Sixty-five percent percent of the tenants who received assistance and mandatory financial lessons in the past three years stayed in their homes for at least six months.

Horne said the classes are essential to help break the cycle of evictions.

"You can pay off an eviction for $700 but then still be $300 behind and they'll be looking for assistance again," he said. "The biggest challenge is helping families get current. Their mindset is that they're only trying to avoid eviction."

His organization can provide grants only to tenants who owe more than $200. Those who owe less are directed to churches. To qualify, single people must earn no more than $18,500. The limit for a family of four is $26,500.


The group began offering the help more than a decade go. Back then, they started with 60 families annually receiving $50 each. Today the group helps at least 250 families with an average of $700.

At a Bon Secours eviction prevention seminar in September, Danny Duston sat staring out the window at his beloved 1998 Honda CVR motorcycle in the parking lot below. The 32-year-old Army veteran was waiting to find out if he qualified for a grant.

Duston and his fiancee were paying $1,300 a month for a two-bedroom apartment on West Lombard Street for themselves and their three children. But when he lost his job as a forklift operator, they couldn't afford the rent. They owed $2,020 and were scheduled to be evicted in a week.

"I might have to sell my bike," he said. "I just lost my job so it's gotta go. I can't have my kids on the street."

Ultimately, Duston was told he was not eligible for a grant.
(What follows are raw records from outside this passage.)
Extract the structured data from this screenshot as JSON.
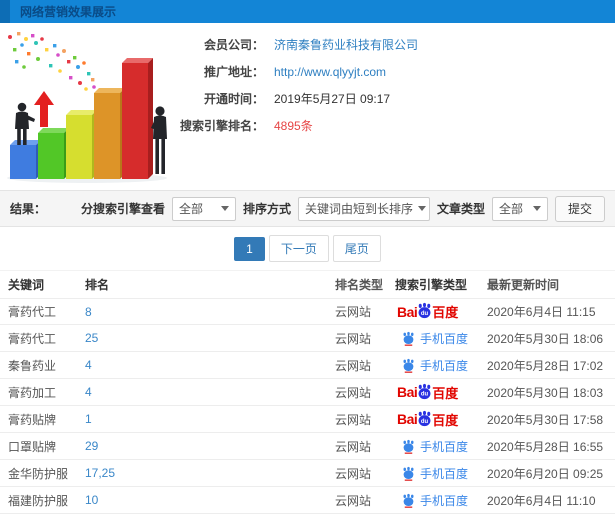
{
  "header": {
    "title": "网络营销效果展示"
  },
  "info": {
    "fields": [
      {
        "id": "member-company",
        "label": "会员公司：",
        "value": "济南秦鲁药业科技有限公司",
        "type": "link"
      },
      {
        "id": "promo-url",
        "label": "推广地址：",
        "value": "http://www.qlyyjt.com",
        "type": "link"
      },
      {
        "id": "open-time",
        "label": "开通时间：",
        "value": "2019年5月27日 09:17",
        "type": "text"
      },
      {
        "id": "engine-rank",
        "label": "搜索引擎排名：",
        "value": "4895",
        "unit": "条",
        "type": "highlight"
      }
    ]
  },
  "filters": {
    "result_label": "结果：",
    "engine_label": "分搜索引擎查看",
    "engine_value": "全部",
    "sort_label": "排序方式",
    "sort_value": "关键词由短到长排序",
    "article_label": "文章类型",
    "article_value": "全部",
    "submit_label": "提交"
  },
  "pagination": {
    "current": "1",
    "next": "下一页",
    "last": "尾页"
  },
  "table": {
    "headers": [
      "关键词",
      "排名",
      "排名类型",
      "搜索引擎类型",
      "最新更新时间"
    ],
    "header_ids": [
      "keyword",
      "rank",
      "rank-type",
      "engine-type",
      "updated"
    ],
    "rows": [
      {
        "keyword": "膏药代工",
        "rank": "8",
        "rank_type": "云网站",
        "engine": "baidu",
        "updated": "2020年6月4日 11:15"
      },
      {
        "keyword": "膏药代工",
        "rank": "25",
        "rank_type": "云网站",
        "engine": "mobile-baidu",
        "updated": "2020年5月30日 18:06"
      },
      {
        "keyword": "秦鲁药业",
        "rank": "4",
        "rank_type": "云网站",
        "engine": "mobile-baidu",
        "updated": "2020年5月28日 17:02"
      },
      {
        "keyword": "膏药加工",
        "rank": "4",
        "rank_type": "云网站",
        "engine": "baidu",
        "updated": "2020年5月30日 18:03"
      },
      {
        "keyword": "膏药贴牌",
        "rank": "1",
        "rank_type": "云网站",
        "engine": "baidu",
        "updated": "2020年5月30日 17:58"
      },
      {
        "keyword": "口罩贴牌",
        "rank": "29",
        "rank_type": "云网站",
        "engine": "mobile-baidu",
        "updated": "2020年5月28日 16:55"
      },
      {
        "keyword": "金华防护服",
        "rank": "17,25",
        "rank_type": "云网站",
        "engine": "mobile-baidu",
        "updated": "2020年6月20日 09:25"
      },
      {
        "keyword": "福建防护服",
        "rank": "10",
        "rank_type": "云网站",
        "engine": "mobile-baidu",
        "updated": "2020年6月4日 11:10"
      }
    ],
    "engines": {
      "baidu": {
        "bai": "Bai",
        "du": "du",
        "cn": "百度"
      },
      "mobile-baidu": {
        "label": "手机百度"
      }
    }
  },
  "colors": {
    "topbar_blue": "#1385d6",
    "title_blue": "#0a4b86",
    "link_blue": "#2e7fc1",
    "rank_link_blue": "#3a87c8",
    "highlight_red": "#e64545",
    "pagination_active": "#337ab7",
    "baidu_red": "#e10601",
    "baidu_blue": "#2932e1",
    "mobile_baidu_blue": "#3a87e8",
    "filter_bar_bg": "#f5f5f5"
  }
}
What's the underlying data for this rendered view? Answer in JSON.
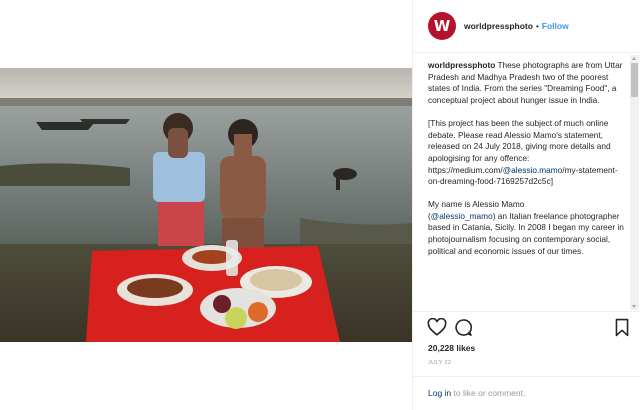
{
  "header": {
    "avatar_letter": "W",
    "username": "worldpressphoto",
    "separator": "•",
    "follow_label": "Follow"
  },
  "comments": [
    {
      "username": "worldpressphoto",
      "text": " These photographs are from Uttar Pradesh and Madhya Pradesh two of the poorest states of India. From the series \"Dreaming Food\", a conceptual project about hunger issue in India."
    },
    {
      "text_before": "[This project has been the subject of much online debate. Please read Alessio Mamo's statement, released on 24 July 2018, giving more details and apologising for any offence:\nhttps://medium.com/",
      "link": "@alessio.mamo",
      "text_after": "/my-statement-on-dreaming-food-7169257d2c5c]"
    },
    {
      "text_before": "My name is Alessio Mamo\n(",
      "link": "@alessio_mamo",
      "text_after": ") an Italian freelance photographer based in Catania, Sicily. In 2008 I began my career in photojournalism focusing on contemporary social, political and economic issues of our times."
    }
  ],
  "likes": "20,228 likes",
  "date": "JULY 22",
  "footer": {
    "login_label": "Log in",
    "rest": " to like or comment."
  },
  "icons": {
    "like": "heart-icon",
    "comment": "comment-icon",
    "save": "bookmark-icon"
  },
  "colors": {
    "brand": "#b3122a",
    "link": "#003569",
    "follow": "#3897f0",
    "muted": "#999999"
  }
}
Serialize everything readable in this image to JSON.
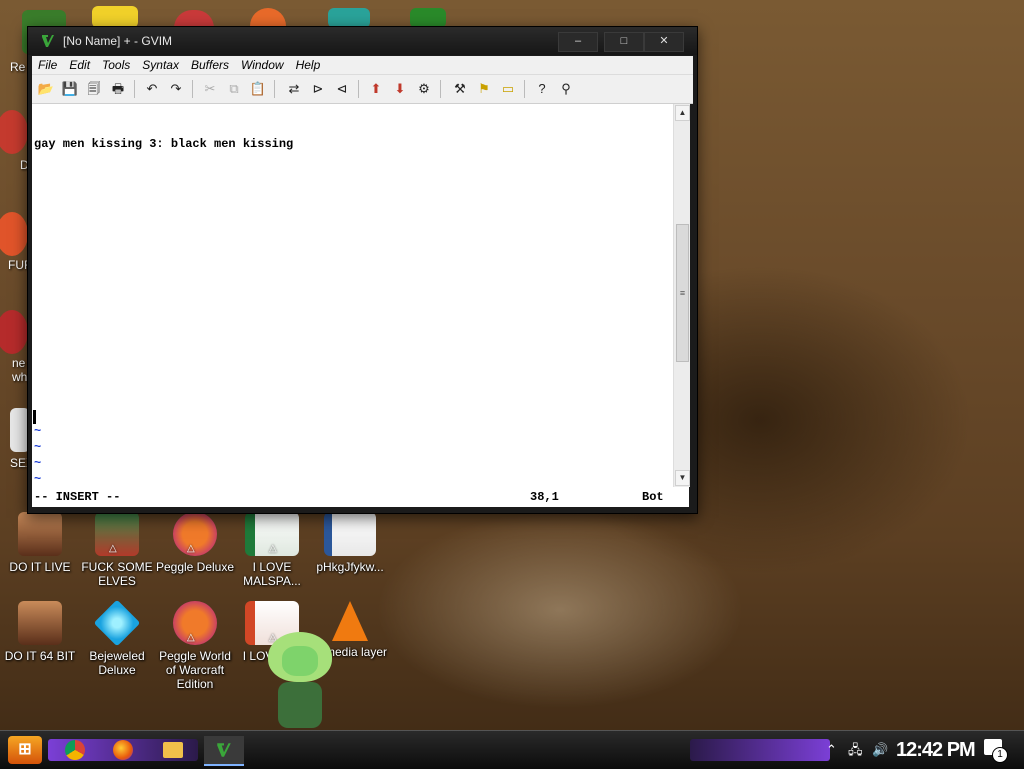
{
  "window": {
    "title": "[No Name] + - GVIM",
    "minimize": "–",
    "maximize": "□",
    "close": "✕"
  },
  "menu": [
    "File",
    "Edit",
    "Tools",
    "Syntax",
    "Buffers",
    "Window",
    "Help"
  ],
  "toolbar_icons": [
    "open-icon",
    "save-icon",
    "save-all-icon",
    "print-icon",
    "undo-icon",
    "redo-icon",
    "cut-icon",
    "copy-icon",
    "paste-icon",
    "replace-icon",
    "find-next-icon",
    "find-prev-icon",
    "load-session-icon",
    "save-session-icon",
    "run-script-icon",
    "make-icon",
    "build-tags-icon",
    "jump-tag-icon",
    "help-icon",
    "find-help-icon"
  ],
  "editor": {
    "text_line": "gay men kissing 3: black men kissing",
    "tilde": "~"
  },
  "status": {
    "mode": "-- INSERT --",
    "position": "38,1",
    "scroll": "Bot"
  },
  "desktop_icons": [
    {
      "label": "DO IT LIVE",
      "icon": "portrait-icon"
    },
    {
      "label": "FUCK SOME ELVES",
      "icon": "game-icon"
    },
    {
      "label": "Peggle Deluxe",
      "icon": "peggle-icon"
    },
    {
      "label": "I LOVE MALSPA...",
      "icon": "excel-icon"
    },
    {
      "label": "pHkgJfykw...",
      "icon": "word-doc-icon"
    },
    {
      "label": "DO IT 64 BIT",
      "icon": "portrait-icon"
    },
    {
      "label": "Bejeweled Deluxe",
      "icon": "gem-icon"
    },
    {
      "label": "Peggle World of Warcraft Edition",
      "icon": "peggle-icon"
    },
    {
      "label": "I LOVE P...",
      "icon": "powerpoint-icon"
    },
    {
      "label": "C media layer",
      "icon": "vlc-icon"
    }
  ],
  "left_partial_labels": [
    "Re",
    "D",
    "FUF",
    "ne",
    "wh",
    "SEX"
  ],
  "taskbar": {
    "clock": "12:42 PM",
    "notification_count": "1"
  },
  "colors": {
    "vim_tilde": "#1a3cd6",
    "taskbar_accent": "#7b3fd6"
  }
}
His fiancee made too much money working as a medical assistant.

"The eviction date is set for Thursday," he said.


The couple had saved $1,600. They were offering the motorcycle for $800. If it sold, they could pay and stay.

If not, Dunston said, "it would be a last-minute move."

The bike didn't sell.

From left, Shermel Meadows, James Anderson and Chrystal Cooper fill out paperwork at an eviction-prevention workshop offered by Bon Secours Community Works.

The couple put their belongings into storage and moved into a hotel room.

Greer, of Health Care Access, said almost all those the organization helps simply need one-time assistance to get past a temporary crisis, such as the loss of a job or a death in the family.

"Most actually succeed," he said.


Fewer than 4 percent return within the next two years seeking help again, Greer said.

Paul's Place said a boost in funding helped the nonprofit prevent 122 evictions in fiscal 2016, about 30 more than the prior year.

The Pigtown-based group said it budgeted $103,970 in 2016, of which $66,470 came from the city.

"So many individuals in Baltimore are living paycheck to paycheck," said Sadie Smith, until recently deputy director of the group. "We get people who had a change in employment, fewer hours, or someone in the household lost their employment. People who suffer a medical crisis, or have lost benefits. It doesn't take much."

Most landlords accept the group's offer of rental assistance even if it means they will get less than the full amount due or have to wait longer to receive all of it, Smith said.

"It will cost them a whole lot more to evict the tenant," she said.


Smith said the staff works with clients to make sure they avail themselves of all the benefits and services available to them, including those offered by Paul's Place.

Staff members tally up how much a client can save by eating their meals or doing their laundry at the organization's offices on Ward Street, and help them find higher-paying jobs or seek promotions at their current jobs.

Moody remained optimistic he would get the grant he needed to repay April's rent. But Bon Secours was not as certain.

"Our assistance is doubtful due to his income," said Althea E. Saunders-Ranniar, the eviction prevention program's director at Bon Secours. "However, we remain hopeful as we await the outcome of this information. We will hold his case open for as long as we can. Probably another two to three weeks."